Kibou Sushi Japanese Restaurant in Regent Street
Kibou in One Paragraph:
An intimateJapanese restaurant that has an authentic feel and offers more than just sushi. Fun atmosphere and good food.
The Longer Read:
Kibou Sushi is in Regent Street which, with the opening of Koj, is just an Everyman performance of Madame Butterfly away from becoming Japan-town. Yo Sushi is nearby too, but that’s for kids, don’t you think?
If you’ve been to Japan, there’s a kind of nostalgic pleasure in going to Kibou. It’s something to do with the way you descend steps to this basement restaurant – space in Tokyo is at such a premium that you often head downwards for dinner. Aside from the food, Kibou has captured some of the authenticity of Japanese dining – the cleanliness, clean lines in design, attractive pottery and pleasant-but-unfamiliar aromas. It helps that there aren’t many tables and it only takes a few diners to create instant atmosphere.
It takes a little time to work through the menu, especially as the specials’ board needs careful attention too. The restaurant’s full name, KIBOUsushi, is potentially misleading – certainly, don’t go to Kibou expecting only sushi (i.e. the familiar vinegar-flavoured cold rice garnished with raw fish, vegetables or egg). The menu is much wider than that: tempura, katsu curries, yakisoba (stir fried noodles) and katsu (fish or meat fried in breadcrumbs), ramen and terriyaki steaks etc. Plus there are all those specials, which included soft shell crab when we visited. Those are just the mains – there is a pretty funky list of starters too; you might prefer to build your own lunch with 2 or 3 of these, plus some rice.
Dining at Kibou Sushi
Agedashi tofu (£6.65) was a really pleasing. The agedashi treatment – ‘lightly deep fried’ – adds a crunch element to tofu. There’s a light sweet sauce and the square blocks of tofu are served with spring onion, toasted nori and mooli. Utterly delicious. These thin, sweeter sauces are one of the characteristics of Japanese cooking… cue more nostalgia.

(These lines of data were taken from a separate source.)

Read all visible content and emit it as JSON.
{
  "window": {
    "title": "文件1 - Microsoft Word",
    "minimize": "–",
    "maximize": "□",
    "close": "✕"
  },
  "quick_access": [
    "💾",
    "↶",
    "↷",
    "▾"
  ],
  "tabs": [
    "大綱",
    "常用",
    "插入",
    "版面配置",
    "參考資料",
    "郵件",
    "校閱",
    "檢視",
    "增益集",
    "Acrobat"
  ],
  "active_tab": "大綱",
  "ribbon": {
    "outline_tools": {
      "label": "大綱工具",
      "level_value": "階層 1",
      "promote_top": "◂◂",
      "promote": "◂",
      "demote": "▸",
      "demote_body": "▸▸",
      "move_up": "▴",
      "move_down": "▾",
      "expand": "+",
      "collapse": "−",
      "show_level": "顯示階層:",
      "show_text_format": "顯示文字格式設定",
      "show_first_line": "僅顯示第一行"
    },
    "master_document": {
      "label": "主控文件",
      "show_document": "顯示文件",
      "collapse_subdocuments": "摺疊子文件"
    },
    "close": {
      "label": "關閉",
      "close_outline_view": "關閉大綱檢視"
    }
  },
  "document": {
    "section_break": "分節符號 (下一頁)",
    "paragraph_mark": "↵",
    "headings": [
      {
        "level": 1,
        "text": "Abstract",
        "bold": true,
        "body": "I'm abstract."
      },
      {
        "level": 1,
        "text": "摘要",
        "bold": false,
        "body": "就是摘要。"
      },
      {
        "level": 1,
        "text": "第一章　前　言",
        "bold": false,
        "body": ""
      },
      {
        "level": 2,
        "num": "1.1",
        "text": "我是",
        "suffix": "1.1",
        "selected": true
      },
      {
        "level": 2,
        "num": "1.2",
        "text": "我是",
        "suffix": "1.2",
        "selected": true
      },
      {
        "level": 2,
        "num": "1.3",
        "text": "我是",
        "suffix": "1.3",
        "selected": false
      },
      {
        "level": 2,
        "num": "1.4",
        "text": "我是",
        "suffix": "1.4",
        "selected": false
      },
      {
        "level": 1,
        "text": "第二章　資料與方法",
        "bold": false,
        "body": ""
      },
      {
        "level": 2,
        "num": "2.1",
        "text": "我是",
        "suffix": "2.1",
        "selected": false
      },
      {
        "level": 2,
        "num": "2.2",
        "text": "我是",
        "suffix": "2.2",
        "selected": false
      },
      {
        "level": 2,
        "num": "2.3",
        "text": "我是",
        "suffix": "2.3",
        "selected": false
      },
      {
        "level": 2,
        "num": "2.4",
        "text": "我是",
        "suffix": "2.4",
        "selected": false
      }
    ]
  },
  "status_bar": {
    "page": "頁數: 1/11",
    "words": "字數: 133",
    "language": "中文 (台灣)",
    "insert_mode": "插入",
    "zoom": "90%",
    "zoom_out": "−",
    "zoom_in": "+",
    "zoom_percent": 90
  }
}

Having ordered in a fit of enthusiasm I now realised that everything on my order – except rice – was a fried dish. Bit of an ordering bish, let’s see how things work out:
Next up is monkfish tempura (£6.95). The concept of tempura (batter frying) was brought to Japan, (along with Catholicism) by the Portuguese and maybe that’s why tempura dishes are so popular here. It’s a kind of a familiar western-style banker of an option on the menu. Kibou’s monkfish tempura is served with a sweet coriander sauce.
Third in my sequence of fried lunch options were pumpkin korroke (£5.95) (croquant), with tonkatsu sauce, a nice kimchi mayo and some ground nori. Nori is that familiar dried seaweed, the nearest I got to sushi on this visit.
The food looked great and there was enough of a lightness of touch to make the fried food thing not an issue. I skipped pudding though.
Drinks at Kibou Sushi
Drinks are a cut above. Sake is from Akashi Tai, from Western Japan – if you think you don’t like sake, please try this. Whisky includes Nikka (£4.95), Akashi single malt (£5.95) and the mighty Suntory Yamazaki (£6.50). I had plum wine (6.95) which is a refreshing option on a warm day. I, er, recommend it with fried food.
Kibou (the word means something like ‘aspiration’ or ‘wish’) has a nice, happy atmosphere and tasty, good looking food. The restaurant is fast becoming a bit of a Cheltenham institution (even if it has only been open since 2013). I think that, especially when you factor in the atmos, it’s one of the best options in town.